_TASK DETAILS_: Check each line of the material, and show the ones that include the word "typedef".

*** DATA LISTING ***

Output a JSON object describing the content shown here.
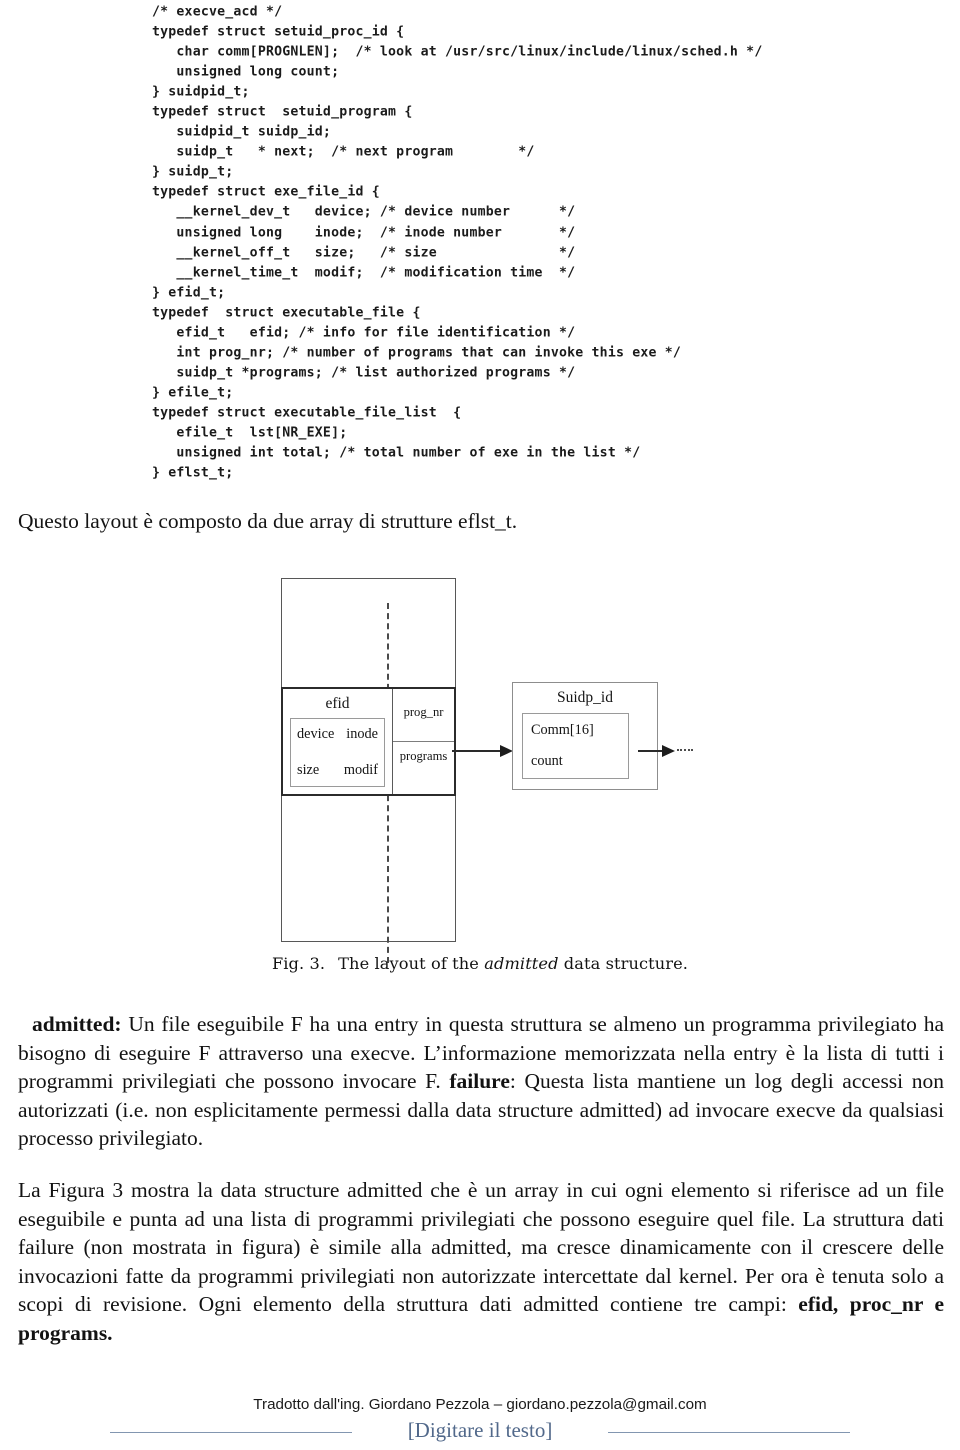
{
  "code_listing": {
    "name": "execve_acd-structures",
    "lines": [
      "/* execve_acd */",
      "typedef struct setuid_proc_id {",
      "   char comm[PROGNLEN];  /* look at /usr/src/linux/include/linux/sched.h */",
      "   unsigned long count;",
      "} suidpid_t;",
      "typedef struct  setuid_program {",
      "   suidpid_t suidp_id;",
      "   suidp_t   * next;  /* next program        */",
      "} suidp_t;",
      "typedef struct exe_file_id {",
      "   __kernel_dev_t   device; /* device number      */",
      "   unsigned long    inode;  /* inode number       */",
      "   __kernel_off_t   size;   /* size               */",
      "   __kernel_time_t  modif;  /* modification time  */",
      "} efid_t;",
      "typedef  struct executable_file {",
      "   efid_t   efid; /* info for file identification */",
      "   int prog_nr; /* number of programs that can invoke this exe */",
      "   suidp_t *programs; /* list authorized programs */",
      "} efile_t;",
      "typedef struct executable_file_list  {",
      "   efile_t  lst[NR_EXE];",
      "   unsigned int total; /* total number of exe in the list */",
      "} eflst_t;"
    ]
  },
  "lead_line": "Questo layout è composto da due array di strutture eflst_t.",
  "figure": {
    "element": {
      "efid_label": "efid",
      "efid_fields": {
        "device": "device",
        "inode": "inode",
        "size": "size",
        "modif": "modif"
      },
      "prog_nr_label": "prog_nr",
      "programs_label": "programs"
    },
    "suidp_node": {
      "title": "Suidp_id",
      "comm": "Comm[16]",
      "count": "count"
    },
    "caption": {
      "number": "Fig. 3.",
      "text_before": "The layout of the ",
      "emphasis": "admitted",
      "text_after": " data structure."
    }
  },
  "paragraphs": {
    "definitions": {
      "admitted_term": "admitted:",
      "admitted_text": " Un file eseguibile F ha una entry in questa struttura se almeno un programma privilegiato ha bisogno di eseguire F attraverso una execve. L’informazione memorizzata nella entry è la lista di tutti i programmi privilegiati che possono invocare F.",
      "failure_term": "failure",
      "failure_text": ": Questa lista mantiene un log degli accessi non autorizzati (i.e. non esplicitamente permessi dalla data structure admitted) ad invocare execve da qualsiasi processo privilegiato."
    },
    "final": {
      "text_main": "La Figura 3 mostra la data structure admitted che è un array in cui ogni elemento si riferisce ad un file eseguibile e punta ad una lista di programmi privilegiati che possono eseguire quel file.  La struttura dati failure (non mostrata in figura) è simile alla admitted, ma cresce dinamicamente con il crescere delle invocazioni fatte da programmi privilegiati non autorizzate intercettate dal kernel.  Per ora è tenuta solo a scopi di revisione. Ogni elemento della struttura dati admitted contiene tre campi: ",
      "fields_bold": "efid, proc_nr e programs."
    }
  },
  "footer": {
    "credit": "Tradotto dall'ing. Giordano Pezzola – giordano.pezzola@gmail.com",
    "placeholder": "[Digitare il testo]",
    "rule_color": "#8296b0",
    "placeholder_color": "#51688a"
  }
}
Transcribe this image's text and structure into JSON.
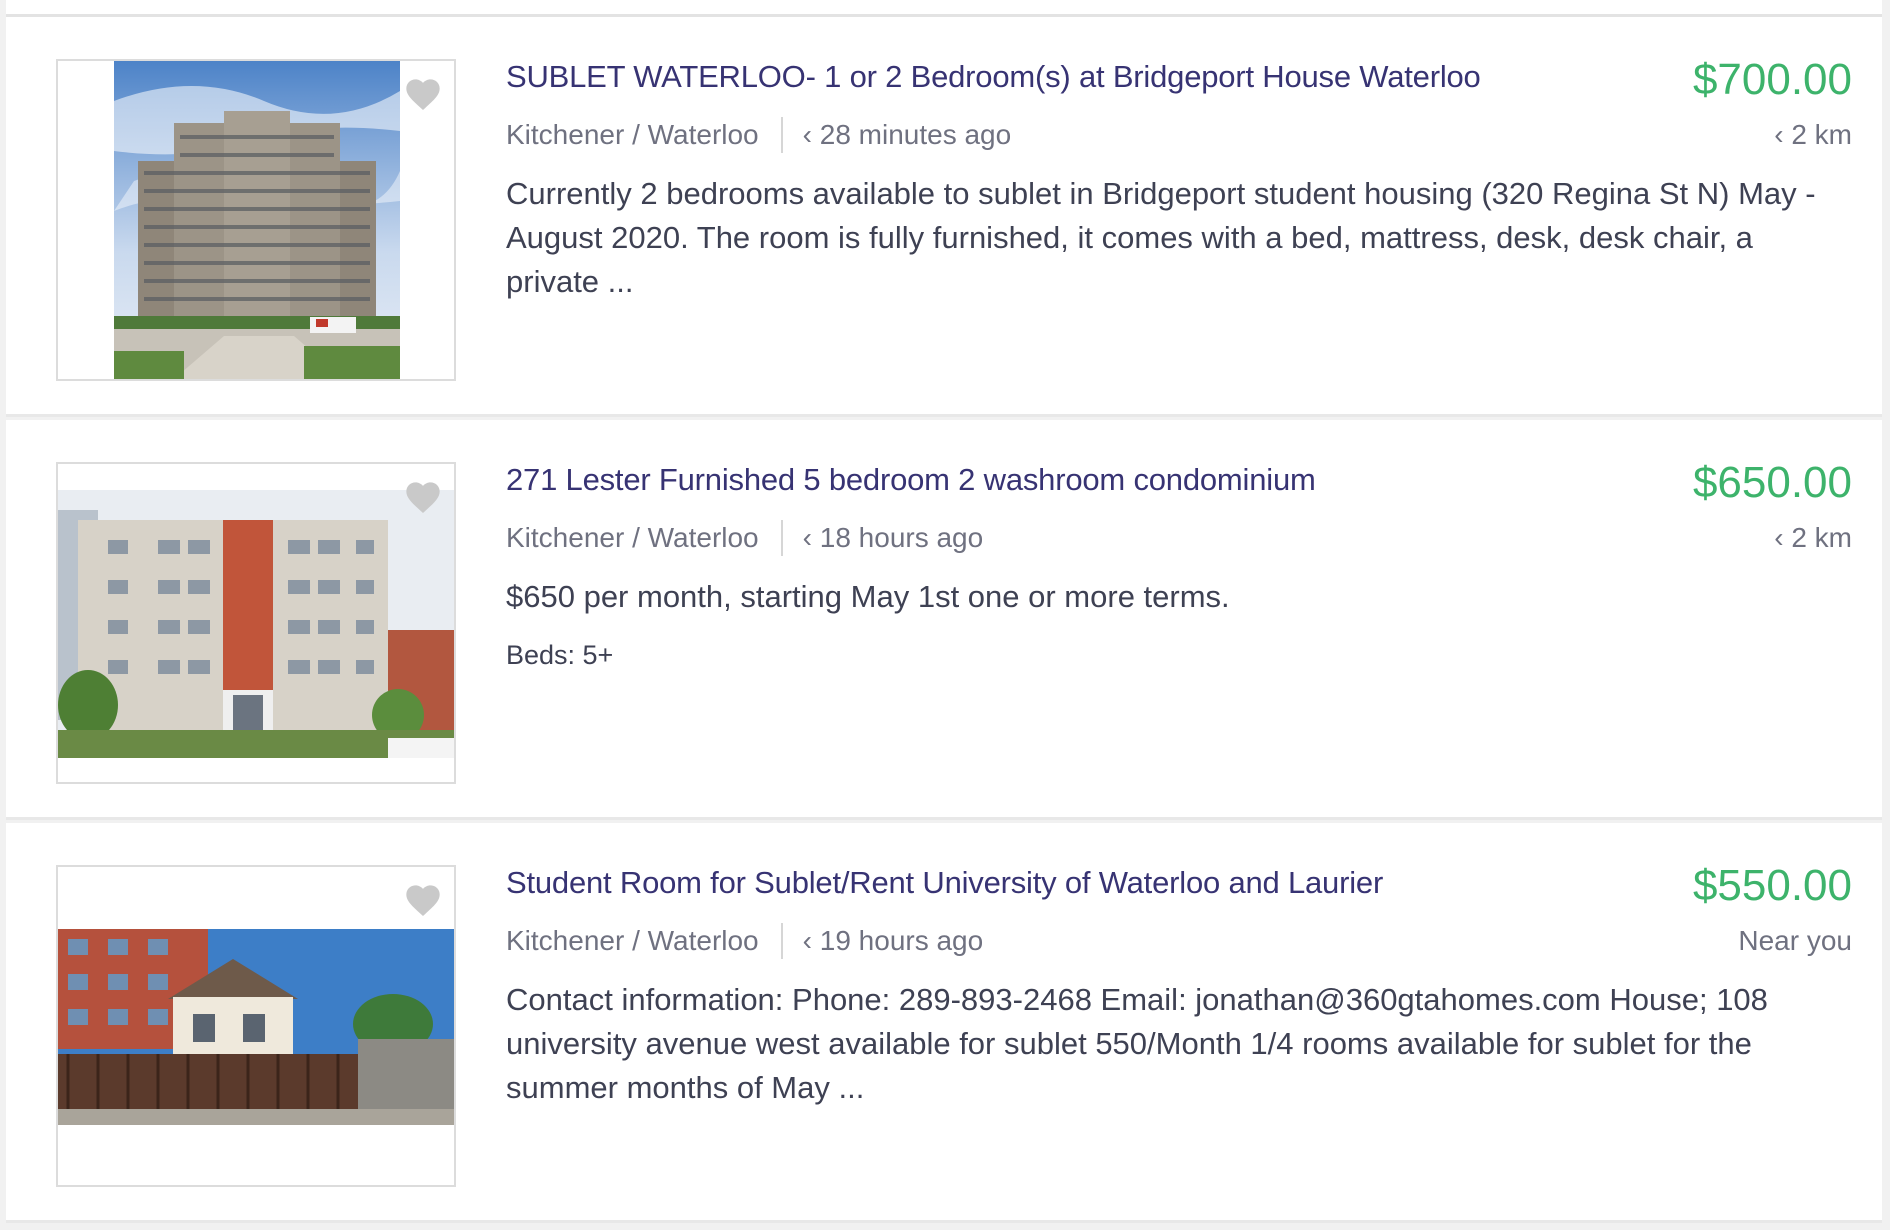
{
  "listings": [
    {
      "title": "SUBLET WATERLOO- 1 or 2 Bedroom(s) at Bridgeport House Waterloo",
      "price": "$700.00",
      "location": "Kitchener / Waterloo",
      "posted": "‹ 28 minutes ago",
      "distance": "‹ 2 km",
      "description": "Currently 2 bedrooms available to sublet in Bridgeport student housing (320 Regina St N) May - August 2020. The room is fully furnished, it comes with a bed, mattress, desk, desk chair, a private ...",
      "favorite_icon": "heart-icon"
    },
    {
      "title": "271 Lester Furnished 5 bedroom 2 washroom condominium",
      "price": "$650.00",
      "location": "Kitchener / Waterloo",
      "posted": "‹ 18 hours ago",
      "distance": "‹ 2 km",
      "description": "$650 per month, starting May 1st one or more terms.",
      "beds": "Beds: 5+",
      "favorite_icon": "heart-icon"
    },
    {
      "title": "Student Room for Sublet/Rent University of Waterloo and Laurier",
      "price": "$550.00",
      "location": "Kitchener / Waterloo",
      "posted": "‹ 19 hours ago",
      "distance": "Near you",
      "description": "Contact information: Phone: 289-893-2468 Email: jonathan@360gtahomes.com House; 108 university avenue west available for sublet 550/Month 1/4 rooms available for sublet for the summer months of May ...",
      "favorite_icon": "heart-icon"
    }
  ],
  "colors": {
    "title": "#373373",
    "price": "#3db36b",
    "meta": "#6f7180",
    "body_text": "#3e4153"
  }
}
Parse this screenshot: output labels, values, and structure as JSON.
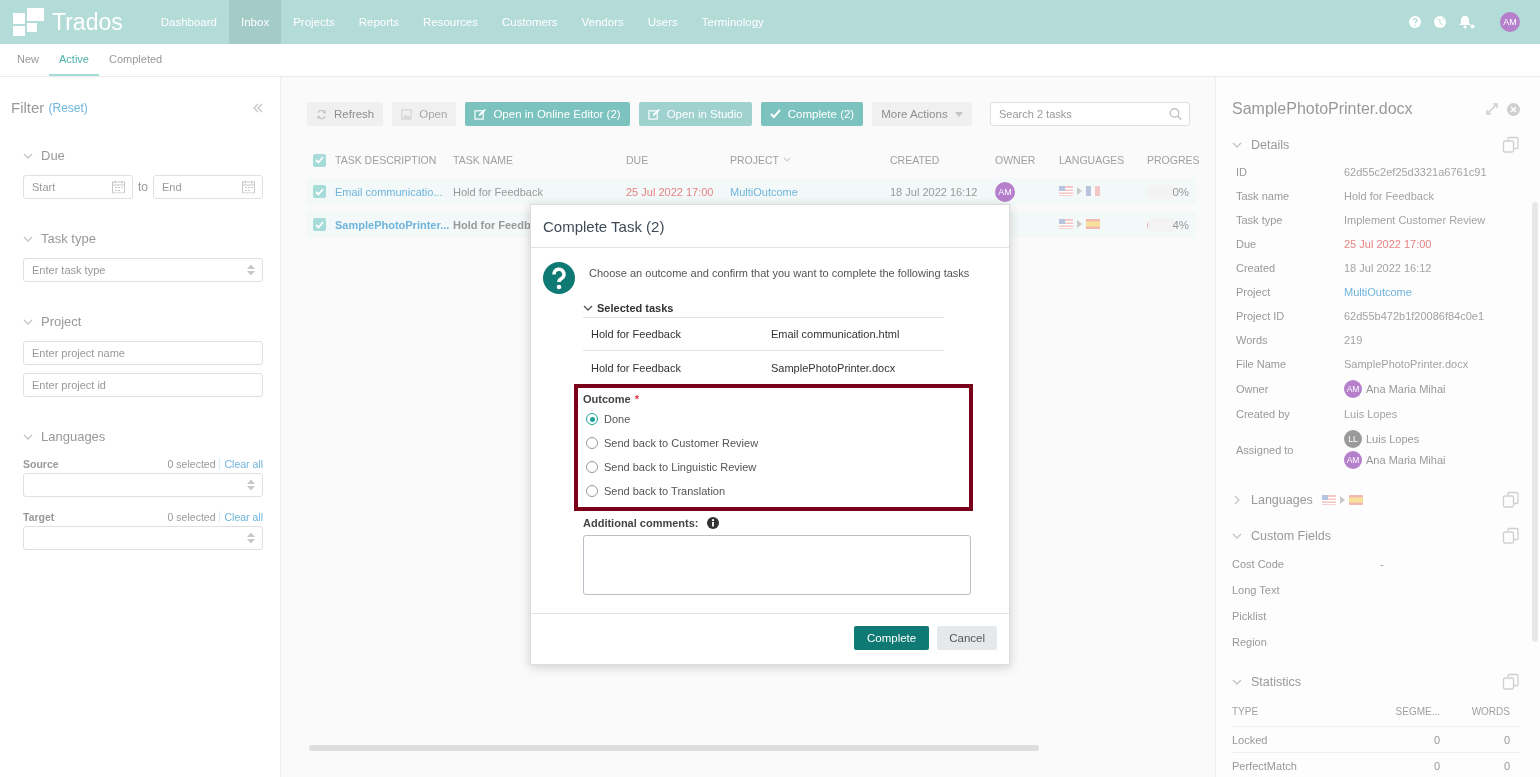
{
  "nav": {
    "logo": "Trados",
    "items": [
      {
        "label": "Dashboard",
        "selected": false
      },
      {
        "label": "Inbox",
        "selected": true
      },
      {
        "label": "Projects",
        "selected": false
      },
      {
        "label": "Reports",
        "selected": false
      },
      {
        "label": "Resources",
        "selected": false
      },
      {
        "label": "Customers",
        "selected": false
      },
      {
        "label": "Vendors",
        "selected": false
      },
      {
        "label": "Users",
        "selected": false
      },
      {
        "label": "Terminology",
        "selected": false
      }
    ],
    "avatar": "AM"
  },
  "subtabs": [
    {
      "label": "New",
      "selected": false
    },
    {
      "label": "Active",
      "selected": true
    },
    {
      "label": "Completed",
      "selected": false
    }
  ],
  "filter": {
    "title": "Filter",
    "reset": "(Reset)",
    "sections": [
      {
        "kind": "dates",
        "label": "Due",
        "expanded": true,
        "start_placeholder": "Start",
        "joiner": "to",
        "end_placeholder": "End"
      },
      {
        "kind": "select",
        "label": "Task type",
        "expanded": true,
        "placeholder": "Enter task type"
      },
      {
        "kind": "inputs",
        "label": "Project",
        "expanded": true,
        "placeholders": [
          "Enter project name",
          "Enter project id"
        ]
      },
      {
        "kind": "languages",
        "label": "Languages",
        "expanded": true,
        "pickers": [
          {
            "label": "Source",
            "count": "0 selected",
            "clear": "Clear all"
          },
          {
            "label": "Target",
            "count": "0 selected",
            "clear": "Clear all"
          }
        ]
      }
    ]
  },
  "toolbar": {
    "buttons": [
      {
        "label": "Refresh",
        "kind": "refresh",
        "primary": false,
        "disabled": false
      },
      {
        "label": "Open",
        "kind": "open",
        "primary": false,
        "disabled": true
      },
      {
        "label": "Open in Online Editor (2)",
        "kind": "edit",
        "primary": true,
        "disabled": false
      },
      {
        "label": "Open in Studio",
        "kind": "edit",
        "primary": true,
        "disabled": true
      },
      {
        "label": "Complete (2)",
        "kind": "check",
        "primary": true,
        "disabled": false
      },
      {
        "label": "More Actions",
        "kind": "dropdown",
        "primary": false,
        "disabled": false
      }
    ],
    "search": {
      "placeholder": "Search 2 tasks"
    }
  },
  "table": {
    "all_checked": true,
    "columns": [
      {
        "label": "TASK DESCRIPTION"
      },
      {
        "label": "TASK NAME"
      },
      {
        "label": "DUE"
      },
      {
        "label": "PROJECT",
        "sorted": true
      },
      {
        "label": "CREATED"
      },
      {
        "label": "OWNER"
      },
      {
        "label": "LANGUAGES"
      },
      {
        "label": "PROGRES"
      }
    ],
    "rows": [
      {
        "checked": true,
        "selected": false,
        "description": "Email communicatio...",
        "task_name": "Hold for Feedback",
        "due": "25 Jul 2022 17:00",
        "project": "MultiOutcome",
        "created": "18 Jul 2022 16:12",
        "owner": "AM",
        "flags": [
          {
            "kind": "us"
          },
          {
            "kind": "fr"
          }
        ],
        "progress": "0%",
        "level": 0
      },
      {
        "checked": true,
        "selected": true,
        "description": "SamplePhotoPrinter...",
        "task_name": "Hold for Feedb",
        "flags": [
          {
            "kind": "us"
          },
          {
            "kind": "es"
          }
        ],
        "progress": "4%",
        "level": 0.04
      }
    ]
  },
  "details": {
    "title": "SamplePhotoPrinter.docx",
    "sections": [
      {
        "kind": "fields",
        "label": "Details",
        "expanded": true,
        "rows": [
          {
            "label": "ID",
            "value": "62d55c2ef25d3321a6761c91",
            "kind": "text"
          },
          {
            "label": "Task name",
            "value": "Hold for Feedback",
            "kind": "text"
          },
          {
            "label": "Task type",
            "value": "Implement Customer Review",
            "kind": "text"
          },
          {
            "label": "Due",
            "value": "25 Jul 2022 17:00",
            "kind": "overdue"
          },
          {
            "label": "Created",
            "value": "18 Jul 2022 16:12",
            "kind": "text"
          },
          {
            "label": "Project",
            "value": "MultiOutcome",
            "kind": "link"
          },
          {
            "label": "Project ID",
            "value": "62d55b472b1f20086f84c0e1",
            "kind": "text"
          },
          {
            "label": "Words",
            "value": "219",
            "kind": "text"
          },
          {
            "label": "File Name",
            "value": "SamplePhotoPrinter.docx",
            "kind": "text"
          },
          {
            "label": "Owner",
            "kind": "people",
            "people": [
              {
                "initials": "AM",
                "name": "Ana Maria Mihai",
                "color": "#b57fcc"
              }
            ]
          },
          {
            "label": "Created by",
            "value": "Luis Lopes",
            "kind": "text"
          },
          {
            "label": "Assigned to",
            "kind": "people",
            "people": [
              {
                "initials": "LL",
                "name": "Luis Lopes",
                "color": "#9a9a9a"
              },
              {
                "initials": "AM",
                "name": "Ana Maria Mihai",
                "color": "#b57fcc"
              }
            ]
          }
        ]
      },
      {
        "kind": "languages",
        "label": "Languages",
        "expanded": false,
        "flags": [
          {
            "kind": "us"
          },
          {
            "kind": "es"
          }
        ]
      },
      {
        "kind": "custom",
        "label": "Custom Fields",
        "expanded": true,
        "rows": [
          {
            "label": "Cost Code",
            "value": "-"
          },
          {
            "label": "Long Text"
          },
          {
            "label": "Picklist"
          },
          {
            "label": "Region"
          }
        ]
      },
      {
        "kind": "stats",
        "label": "Statistics",
        "expanded": true,
        "columns": [
          "TYPE",
          "SEGME...",
          "WORDS"
        ],
        "rows": [
          [
            "Locked",
            "0",
            "0"
          ],
          [
            "PerfectMatch",
            "0",
            "0"
          ]
        ]
      }
    ]
  },
  "modal": {
    "title": "Complete Task (2)",
    "message": "Choose an outcome and confirm that you want to complete the following tasks",
    "selected_tasks": {
      "label": "Selected tasks",
      "expanded": true,
      "rows": [
        {
          "task": "Hold for Feedback",
          "file": "Email communication.html"
        },
        {
          "task": "Hold for Feedback",
          "file": "SamplePhotoPrinter.docx"
        }
      ]
    },
    "outcome": {
      "label": "Outcome",
      "required": "*",
      "highlighted": true,
      "options": [
        {
          "label": "Done",
          "selected": true
        },
        {
          "label": "Send back to Customer Review",
          "selected": false
        },
        {
          "label": "Send back to Linguistic Review",
          "selected": false
        },
        {
          "label": "Send back to Translation",
          "selected": false
        }
      ]
    },
    "comments": {
      "label": "Additional comments:"
    },
    "buttons": [
      {
        "label": "Complete",
        "primary": true
      },
      {
        "label": "Cancel",
        "primary": false
      }
    ]
  }
}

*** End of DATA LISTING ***

_EXERCISE RESULT_:
      "typedef struct setuid_proc_id {",
      "typedef struct  setuid_program {",
      "typedef struct exe_file_id {",
      "typedef  struct executable_file {",
      "typedef struct executable_file_list  {",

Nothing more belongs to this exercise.